9. In all the circumstances of the present case that appears to be a theory not warranted by the facts as proved in the proceedings before the learned Magistrate. It is the fact that the girls did start to carry on the profession of an actress at the New Pearl Cinema. Now when the girl herself gave evidence-on behalf of her mother in support of the defence which had been put forward certain questions were put to her in cross-examination, which were obviously designed to bring to the notice of the Court, or at least insinuate that the mother had been in trouble with the police in Rangoon. Those questions were clearly intended to suggest that the mother had already been exploiting; her daughter for immoral purposes in Rangoon and in that connection had been convicted of a criminal offence. The answers given by the girl in the course of the cross-examination are as follows:
I have been living with my mother all along. I lived at 239 39 Street, Rangoon, with her. I cannot say that my mother was fined Rs. 50. On my return from cinema I learnt that she was fined Rs. 50. I cannot say that it was under the Burma Brothels Act. It was a year after that, that we came to Calcutta.
10. It is quite obvious that Lakshi was cross-examined as to whether or not her mother had been previously convicted for an offence of a kind involving sexual immorality on the part of Lakshi. It is clear that a suggestion was made to the effect that the present accused had been convicted under the Burma Brothels Act. It seems to me a little-difficult to understand that how it was that the learned Chief Presidency Magistrate permitted a cross-examination on any such lines. The cross-examination was in my opinion wholly irregular and the girl ought not to have been asked questions intended to elicit the fact, if it was a fact, that her mother had to her discredit a previous conviction. It is contrary to the elementary principles of British Criminal Jurisprudence that any evidence of a previous conviction should be allowed to be adduced in the course of a trial save in a few well defined and exceptional circumstances.
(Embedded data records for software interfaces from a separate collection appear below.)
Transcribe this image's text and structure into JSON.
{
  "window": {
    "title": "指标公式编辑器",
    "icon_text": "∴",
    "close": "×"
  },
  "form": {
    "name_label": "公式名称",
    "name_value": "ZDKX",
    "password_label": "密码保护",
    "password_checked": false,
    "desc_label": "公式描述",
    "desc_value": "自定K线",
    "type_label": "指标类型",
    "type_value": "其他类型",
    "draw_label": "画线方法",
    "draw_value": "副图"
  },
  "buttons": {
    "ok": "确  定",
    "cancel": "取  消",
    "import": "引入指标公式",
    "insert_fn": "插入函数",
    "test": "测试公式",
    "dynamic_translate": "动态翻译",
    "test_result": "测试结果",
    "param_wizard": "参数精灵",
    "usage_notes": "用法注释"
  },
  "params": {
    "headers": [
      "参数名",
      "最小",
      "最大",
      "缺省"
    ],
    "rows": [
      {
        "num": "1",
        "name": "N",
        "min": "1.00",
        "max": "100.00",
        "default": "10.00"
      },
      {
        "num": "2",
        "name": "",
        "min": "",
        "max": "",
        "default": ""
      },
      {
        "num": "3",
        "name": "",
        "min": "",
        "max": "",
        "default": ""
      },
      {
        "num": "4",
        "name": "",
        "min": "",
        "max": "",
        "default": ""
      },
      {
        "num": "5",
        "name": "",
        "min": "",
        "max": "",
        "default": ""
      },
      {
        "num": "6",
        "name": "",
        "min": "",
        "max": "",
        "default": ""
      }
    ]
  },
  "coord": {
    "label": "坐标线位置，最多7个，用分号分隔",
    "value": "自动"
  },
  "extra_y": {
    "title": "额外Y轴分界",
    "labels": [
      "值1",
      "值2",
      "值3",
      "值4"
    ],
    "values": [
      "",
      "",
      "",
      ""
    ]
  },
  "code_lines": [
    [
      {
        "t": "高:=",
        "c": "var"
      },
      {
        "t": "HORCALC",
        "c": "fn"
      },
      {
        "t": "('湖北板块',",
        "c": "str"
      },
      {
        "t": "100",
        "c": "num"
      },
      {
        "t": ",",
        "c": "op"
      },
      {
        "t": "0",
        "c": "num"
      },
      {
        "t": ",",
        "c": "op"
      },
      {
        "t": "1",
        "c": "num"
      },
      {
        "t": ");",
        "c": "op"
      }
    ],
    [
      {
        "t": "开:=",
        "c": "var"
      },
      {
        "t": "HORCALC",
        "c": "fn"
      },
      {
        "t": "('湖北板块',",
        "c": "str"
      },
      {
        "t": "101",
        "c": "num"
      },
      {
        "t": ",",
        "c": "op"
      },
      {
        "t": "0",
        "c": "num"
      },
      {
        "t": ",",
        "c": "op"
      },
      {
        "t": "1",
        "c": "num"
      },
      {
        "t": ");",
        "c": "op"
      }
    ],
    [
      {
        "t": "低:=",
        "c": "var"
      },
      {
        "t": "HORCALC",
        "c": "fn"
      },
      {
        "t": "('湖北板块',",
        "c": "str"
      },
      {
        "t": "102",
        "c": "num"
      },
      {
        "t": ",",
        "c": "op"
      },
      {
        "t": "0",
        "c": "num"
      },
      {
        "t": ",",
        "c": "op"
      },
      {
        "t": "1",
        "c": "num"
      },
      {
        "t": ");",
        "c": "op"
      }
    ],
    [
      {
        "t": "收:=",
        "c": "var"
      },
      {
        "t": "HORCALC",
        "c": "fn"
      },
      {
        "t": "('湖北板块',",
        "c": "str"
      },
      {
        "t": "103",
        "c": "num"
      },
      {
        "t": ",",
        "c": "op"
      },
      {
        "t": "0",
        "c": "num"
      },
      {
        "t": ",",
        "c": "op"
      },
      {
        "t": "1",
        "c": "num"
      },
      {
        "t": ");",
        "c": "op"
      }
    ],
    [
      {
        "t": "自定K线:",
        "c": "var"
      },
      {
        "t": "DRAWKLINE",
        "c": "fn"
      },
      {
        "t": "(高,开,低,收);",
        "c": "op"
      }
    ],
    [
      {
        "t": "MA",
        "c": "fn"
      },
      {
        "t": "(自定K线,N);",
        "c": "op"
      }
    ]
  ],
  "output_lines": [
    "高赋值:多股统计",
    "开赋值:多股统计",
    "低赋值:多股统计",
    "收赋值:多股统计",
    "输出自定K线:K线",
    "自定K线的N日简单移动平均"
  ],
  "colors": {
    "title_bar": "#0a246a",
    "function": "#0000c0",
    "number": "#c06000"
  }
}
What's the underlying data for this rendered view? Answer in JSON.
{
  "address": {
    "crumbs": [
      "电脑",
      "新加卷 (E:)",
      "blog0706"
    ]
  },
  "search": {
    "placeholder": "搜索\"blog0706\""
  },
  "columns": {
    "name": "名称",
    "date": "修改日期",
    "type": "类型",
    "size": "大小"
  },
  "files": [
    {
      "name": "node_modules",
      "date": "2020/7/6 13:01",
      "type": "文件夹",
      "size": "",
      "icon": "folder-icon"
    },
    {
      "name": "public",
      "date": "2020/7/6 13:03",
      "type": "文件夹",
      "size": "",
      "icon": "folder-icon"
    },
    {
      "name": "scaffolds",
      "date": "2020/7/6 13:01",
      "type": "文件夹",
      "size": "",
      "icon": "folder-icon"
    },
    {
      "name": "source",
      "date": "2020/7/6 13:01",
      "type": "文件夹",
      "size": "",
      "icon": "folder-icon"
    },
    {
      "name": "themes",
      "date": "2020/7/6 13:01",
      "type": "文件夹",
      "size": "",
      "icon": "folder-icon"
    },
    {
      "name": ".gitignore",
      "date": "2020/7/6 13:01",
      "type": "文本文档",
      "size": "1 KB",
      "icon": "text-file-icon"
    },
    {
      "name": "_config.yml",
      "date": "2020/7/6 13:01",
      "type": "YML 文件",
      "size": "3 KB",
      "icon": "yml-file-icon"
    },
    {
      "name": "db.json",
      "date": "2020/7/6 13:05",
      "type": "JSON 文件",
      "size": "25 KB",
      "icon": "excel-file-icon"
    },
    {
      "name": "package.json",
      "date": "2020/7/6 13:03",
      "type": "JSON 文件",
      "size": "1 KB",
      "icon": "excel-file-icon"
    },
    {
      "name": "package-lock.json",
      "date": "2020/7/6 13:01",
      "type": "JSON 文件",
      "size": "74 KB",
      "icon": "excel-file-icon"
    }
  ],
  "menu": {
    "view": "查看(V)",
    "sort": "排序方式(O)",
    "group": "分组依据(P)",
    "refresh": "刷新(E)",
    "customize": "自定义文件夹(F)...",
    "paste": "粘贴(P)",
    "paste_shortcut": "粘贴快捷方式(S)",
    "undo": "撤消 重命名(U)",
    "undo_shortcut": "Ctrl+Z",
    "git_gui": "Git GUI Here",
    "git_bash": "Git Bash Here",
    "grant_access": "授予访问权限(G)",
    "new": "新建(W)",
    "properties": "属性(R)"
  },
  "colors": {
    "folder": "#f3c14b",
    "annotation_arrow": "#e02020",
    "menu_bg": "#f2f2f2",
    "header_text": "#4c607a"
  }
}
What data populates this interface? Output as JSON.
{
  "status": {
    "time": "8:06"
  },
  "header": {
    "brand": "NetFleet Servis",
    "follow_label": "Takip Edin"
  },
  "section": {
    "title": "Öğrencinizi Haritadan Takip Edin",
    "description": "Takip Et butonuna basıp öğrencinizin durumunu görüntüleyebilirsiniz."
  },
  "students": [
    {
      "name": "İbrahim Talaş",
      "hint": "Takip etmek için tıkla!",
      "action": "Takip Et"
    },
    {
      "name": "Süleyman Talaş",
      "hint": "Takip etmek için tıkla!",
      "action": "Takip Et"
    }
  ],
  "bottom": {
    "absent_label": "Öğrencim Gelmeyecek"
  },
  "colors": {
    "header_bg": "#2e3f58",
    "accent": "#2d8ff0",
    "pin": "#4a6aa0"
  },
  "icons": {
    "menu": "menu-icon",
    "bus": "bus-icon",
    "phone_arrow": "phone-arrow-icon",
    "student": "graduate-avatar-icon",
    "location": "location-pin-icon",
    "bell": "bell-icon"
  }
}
For the reasons already given however we are of opinion that on the actual merits of the case it is extremely doubtful to say the least of it whether the matter falls within terms of Section 8, Act 13 of 1923 at all. That being so we think that the accused must at any rate be given the benefit of such doubt. The conviction and sentence must be set aside and the accused Parbati Dassi released.
M.C. Ghose, J.
11. I agree.